==== Data for this exercise ====

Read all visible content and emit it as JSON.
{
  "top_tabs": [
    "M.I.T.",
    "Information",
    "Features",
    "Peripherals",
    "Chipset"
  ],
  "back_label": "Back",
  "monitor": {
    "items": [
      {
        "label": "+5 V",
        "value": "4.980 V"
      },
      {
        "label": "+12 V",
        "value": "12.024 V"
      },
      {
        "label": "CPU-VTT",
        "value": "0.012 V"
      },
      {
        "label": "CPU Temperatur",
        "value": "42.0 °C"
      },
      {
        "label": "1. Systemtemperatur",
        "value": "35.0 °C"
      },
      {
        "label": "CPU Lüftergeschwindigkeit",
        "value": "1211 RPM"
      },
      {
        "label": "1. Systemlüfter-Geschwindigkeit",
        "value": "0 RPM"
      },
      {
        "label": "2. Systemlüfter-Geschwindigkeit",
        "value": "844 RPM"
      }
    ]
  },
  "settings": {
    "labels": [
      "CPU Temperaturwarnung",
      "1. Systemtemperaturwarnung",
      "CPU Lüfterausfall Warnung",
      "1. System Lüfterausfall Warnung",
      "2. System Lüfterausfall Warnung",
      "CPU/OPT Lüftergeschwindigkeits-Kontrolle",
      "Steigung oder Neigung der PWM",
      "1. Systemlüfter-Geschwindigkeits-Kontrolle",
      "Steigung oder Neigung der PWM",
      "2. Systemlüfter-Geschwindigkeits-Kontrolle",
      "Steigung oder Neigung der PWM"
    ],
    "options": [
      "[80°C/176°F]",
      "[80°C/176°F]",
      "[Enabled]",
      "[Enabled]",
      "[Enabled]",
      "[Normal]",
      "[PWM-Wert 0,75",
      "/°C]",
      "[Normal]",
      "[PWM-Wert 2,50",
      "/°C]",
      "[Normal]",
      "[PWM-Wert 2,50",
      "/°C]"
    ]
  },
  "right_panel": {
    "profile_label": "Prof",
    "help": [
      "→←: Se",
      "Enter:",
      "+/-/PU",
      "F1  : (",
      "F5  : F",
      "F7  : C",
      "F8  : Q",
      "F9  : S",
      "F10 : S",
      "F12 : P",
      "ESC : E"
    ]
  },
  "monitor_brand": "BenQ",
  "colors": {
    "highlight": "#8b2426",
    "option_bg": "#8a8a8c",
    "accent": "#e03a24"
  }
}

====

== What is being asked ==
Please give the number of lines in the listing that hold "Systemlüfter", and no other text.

== Output for this task ==
4